═══ Source data
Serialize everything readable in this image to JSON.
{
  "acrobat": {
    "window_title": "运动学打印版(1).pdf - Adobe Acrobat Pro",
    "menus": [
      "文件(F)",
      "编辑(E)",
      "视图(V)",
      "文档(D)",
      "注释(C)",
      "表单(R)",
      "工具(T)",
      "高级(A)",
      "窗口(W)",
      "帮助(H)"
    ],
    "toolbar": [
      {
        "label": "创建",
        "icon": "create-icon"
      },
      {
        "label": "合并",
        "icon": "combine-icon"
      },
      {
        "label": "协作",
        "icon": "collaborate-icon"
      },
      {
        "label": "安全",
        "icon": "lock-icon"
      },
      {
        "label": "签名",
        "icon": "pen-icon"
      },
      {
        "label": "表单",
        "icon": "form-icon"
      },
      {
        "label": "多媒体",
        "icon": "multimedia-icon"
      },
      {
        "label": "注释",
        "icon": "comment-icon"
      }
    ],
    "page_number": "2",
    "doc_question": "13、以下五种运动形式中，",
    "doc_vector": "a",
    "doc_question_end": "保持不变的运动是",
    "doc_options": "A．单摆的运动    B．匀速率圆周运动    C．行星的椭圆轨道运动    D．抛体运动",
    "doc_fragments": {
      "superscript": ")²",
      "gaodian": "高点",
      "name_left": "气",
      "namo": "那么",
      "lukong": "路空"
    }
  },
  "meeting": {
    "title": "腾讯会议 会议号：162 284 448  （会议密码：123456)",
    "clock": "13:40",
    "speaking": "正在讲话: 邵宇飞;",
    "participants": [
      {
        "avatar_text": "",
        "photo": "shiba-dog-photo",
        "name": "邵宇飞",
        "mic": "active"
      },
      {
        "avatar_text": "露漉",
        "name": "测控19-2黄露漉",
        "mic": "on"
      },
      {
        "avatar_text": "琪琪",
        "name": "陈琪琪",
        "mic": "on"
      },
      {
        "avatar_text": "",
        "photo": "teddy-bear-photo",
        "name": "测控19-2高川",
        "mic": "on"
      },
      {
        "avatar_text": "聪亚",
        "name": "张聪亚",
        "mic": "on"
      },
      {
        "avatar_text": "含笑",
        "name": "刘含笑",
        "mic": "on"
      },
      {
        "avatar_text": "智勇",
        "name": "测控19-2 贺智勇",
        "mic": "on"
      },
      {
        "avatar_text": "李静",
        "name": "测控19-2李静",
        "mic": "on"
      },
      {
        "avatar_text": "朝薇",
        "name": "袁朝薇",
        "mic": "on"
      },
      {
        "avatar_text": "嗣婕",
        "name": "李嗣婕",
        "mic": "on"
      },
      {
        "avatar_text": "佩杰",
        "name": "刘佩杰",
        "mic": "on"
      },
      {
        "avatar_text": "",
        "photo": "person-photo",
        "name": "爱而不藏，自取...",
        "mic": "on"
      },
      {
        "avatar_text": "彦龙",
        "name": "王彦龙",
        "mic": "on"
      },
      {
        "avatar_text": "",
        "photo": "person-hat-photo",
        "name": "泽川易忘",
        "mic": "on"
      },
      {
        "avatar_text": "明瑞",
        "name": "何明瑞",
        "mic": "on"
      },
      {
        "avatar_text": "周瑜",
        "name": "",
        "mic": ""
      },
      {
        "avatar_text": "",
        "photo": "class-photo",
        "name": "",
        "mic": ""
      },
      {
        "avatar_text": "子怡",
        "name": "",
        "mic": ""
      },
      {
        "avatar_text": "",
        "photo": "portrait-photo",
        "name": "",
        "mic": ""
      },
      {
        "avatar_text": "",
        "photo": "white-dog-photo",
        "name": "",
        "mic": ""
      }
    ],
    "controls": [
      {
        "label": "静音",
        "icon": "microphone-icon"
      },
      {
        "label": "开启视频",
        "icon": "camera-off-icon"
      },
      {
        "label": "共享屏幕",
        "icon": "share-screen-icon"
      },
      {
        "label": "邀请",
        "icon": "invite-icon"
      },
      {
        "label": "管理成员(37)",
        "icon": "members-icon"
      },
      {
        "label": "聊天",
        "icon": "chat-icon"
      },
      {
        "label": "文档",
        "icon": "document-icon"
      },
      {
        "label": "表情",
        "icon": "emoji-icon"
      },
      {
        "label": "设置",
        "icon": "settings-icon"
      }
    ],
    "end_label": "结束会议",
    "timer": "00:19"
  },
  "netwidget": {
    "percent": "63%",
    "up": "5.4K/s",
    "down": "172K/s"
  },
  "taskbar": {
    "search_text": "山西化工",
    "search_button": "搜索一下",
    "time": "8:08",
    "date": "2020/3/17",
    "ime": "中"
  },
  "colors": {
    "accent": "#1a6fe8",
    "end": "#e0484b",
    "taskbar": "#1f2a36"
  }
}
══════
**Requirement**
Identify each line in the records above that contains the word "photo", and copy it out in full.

**Reply to the exercise**
        "photo": "shiba-dog-photo",
        "photo": "teddy-bear-photo",
        "photo": "person-photo",
        "photo": "person-hat-photo",
        "photo": "class-photo",
        "photo": "portrait-photo",
        "photo": "white-dog-photo",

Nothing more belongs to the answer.